The Ripon Forum

Volume 40, No. 4

Aug - Sept 2006 Issue

Never Forget

By on October 19, 2015 with 0 Comments

Pentagon Memorial will be a fitting remembrance for the victims of 9/11


Distance runners talk about the “bell lap.” Horse trainers talk about the “home stretch.” At most football games, you see players hold up four fingers signifying the start of the fourth quarter. 

What do all those expressions have in common? They all recognize that to finish a race or game, special effort is needed. A special effort is required to reach the goals that those individuals or teams are trying to achieve. Nobody ever won a game or a race by coasting through the final moments of the contest.  

Nighttime depiction of the Pentagon Memorial. The Memorial will feature 184 cantilevered benches, each to be lit at night, and each inscribed with the name of a victim who lost his or her life on September 11, 2001.

Nighttime depiction of the Pentagon Memorial. The Memorial will feature 184 cantilevered benches, each to be lit at night, and each inscribed with the name of a victim who lost his or her life on September 11, 2001.

The Pentagon Memorial broke ground on June 15th. This was a significant day — a day that marked the beginning of construction of the memorial and gave us a view of the finish line, which will be a ceremony to dedicate the completed memorial in the fall of 2008. That will no doubt be a day to cherish. It will be a day in which everyone who remembers the horror and tragedy of September 11th will be able to see a memorial that not only pays tribute to the lives lost on 9/11, but also offers returning servicemen and women a place to visit and know why they were called to duty in the Long War. 

The Pentagon Memorial will be on a 1.9 acre park that sits adjacent to the west wall of the Pentagon, within sight of the impact zone. The park will be filled with 184 cantilevered benches that rest over reflecting pools of water, one for each of the fallen. The benches will be aligned in order of age from youngest to oldest. They will be angled toward the air for those who lost their lives on Flight 77, and toward the Pentagon for those whose lives were claimed in the building. Each bench will be unique in its position within the park, reminding us that every life lost was special and unique. The Pentagon Memorial will truly be a place of remembrance, reflection and renewal. 

Yet amid these lofty thoughts, today, tomorrow, and next month there remains work to be done.   

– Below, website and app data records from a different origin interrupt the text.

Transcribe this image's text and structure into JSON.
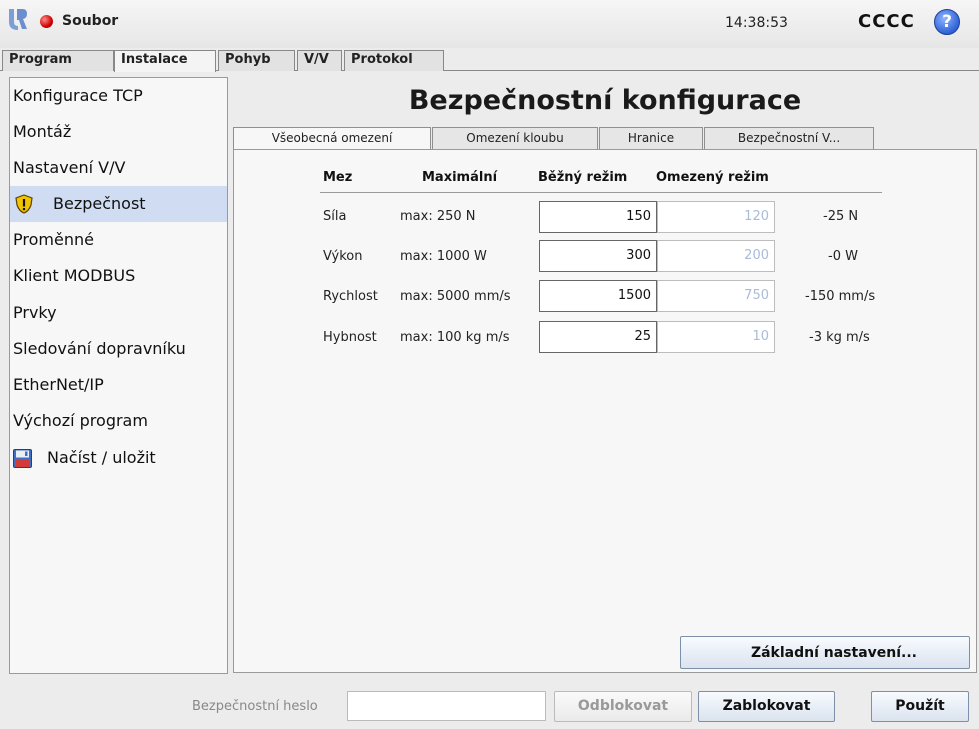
{
  "topbar": {
    "file_menu": "Soubor",
    "clock": "14:38:53",
    "robot_name": "CCCC",
    "help_glyph": "?",
    "icons": [
      "ur-logo-icon",
      "status-dot-icon",
      "help-icon"
    ]
  },
  "main_tabs": [
    "Program",
    "Instalace",
    "Pohyb",
    "V/V",
    "Protokol"
  ],
  "main_tab_active": "Instalace",
  "sidebar": {
    "items": [
      {
        "label": "Konfigurace TCP"
      },
      {
        "label": "Montáž"
      },
      {
        "label": "Nastavení V/V"
      },
      {
        "label": "Bezpečnost",
        "icon": "warning-shield-icon",
        "selected": true
      },
      {
        "label": "Proměnné"
      },
      {
        "label": "Klient MODBUS"
      },
      {
        "label": "Prvky"
      },
      {
        "label": "Sledování dopravníku"
      },
      {
        "label": "EtherNet/IP"
      },
      {
        "label": "Výchozí program"
      },
      {
        "label": "Načíst / uložit",
        "icon": "floppy-disk-icon"
      }
    ]
  },
  "content": {
    "title": "Bezpečnostní konfigurace",
    "sub_tabs": [
      "Všeobecná omezení",
      "Omezení kloubu",
      "Hranice",
      "Bezpečnostní V..."
    ],
    "sub_tab_active": "Všeobecná omezení",
    "table": {
      "headers": [
        "Mez",
        "Maximální",
        "Běžný režim",
        "Omezený režim"
      ],
      "rows": [
        {
          "limit": "Síla",
          "max": "max: 250 N",
          "normal": "150",
          "reduced": "120",
          "delta": "-25 N"
        },
        {
          "limit": "Výkon",
          "max": "max: 1000 W",
          "normal": "300",
          "reduced": "200",
          "delta": "-0 W"
        },
        {
          "limit": "Rychlost",
          "max": "max: 5000 mm/s",
          "normal": "1500",
          "reduced": "750",
          "delta": "-150 mm/s"
        },
        {
          "limit": "Hybnost",
          "max": "max: 100 kg m/s",
          "normal": "25",
          "reduced": "10",
          "delta": "-3 kg m/s"
        }
      ]
    },
    "defaults_button": "Základní nastavení..."
  },
  "bottombar": {
    "password_label": "Bezpečnostní heslo",
    "password_value": "",
    "unlock_button": "Odblokovat",
    "lock_button": "Zablokovat",
    "apply_button": "Použít"
  },
  "colors": {
    "selection": "#cfdcf2",
    "reduced_text": "#a9bcd8",
    "status_dot": "#d00000",
    "help_blue": "#2f62d6"
  }
}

Indeed, as the President of the Pentagon Memorial Fund, part of my job is to create a level of excitement and anticipation for the memorial — to let people know what it will look like when complete and how it will impact visitors who look at the names on the benches and remember 9/11. But in the afterglow of the groundbreaking and recent excitement, I find myself repeating one message to everyone I come into contact with, whether they are a family member, a donor or an interested party. The message is simple — it is time to finish the job we started. The finish line is not that far away, and now is when we need everyone’s support the most. 

The Pentagon Memorial Fund has reached the halfway point in our campaign to raise the funds needed to construct the Pentagon Memorial, having raised over $11 million of the $22 million that is needed. We cannot coast or rely on our past accomplishments in this regard. We still need to work very hard to raise the remaining funds, to raise awareness and to make sure this great memorial is built.  

For those who have yet to contribute I invite you to visit our web site at and view the design of what will be a very thought-provoking memorial in a city of very special memorials. If you are in the area, I invite you to drive by the Pentagon and remember the tragedy of the 9/11 attacks and know that you can be a part of turning that tragedy into a powerful reminder for all Americans – a reminder that calls on everyone to never forget what happened on that terrible day in September five years ago.  RF

James J. Laychak is the President of the Pentagon Memorial Fund. He lost a brother in the attack on the Pentagon on September 11, 2001. 

Print Friendly, PDF & Email


If you enjoyed this article, subscribe now to receive more just like it.

Post a Comment

Your email address will not be published. Required fields are marked *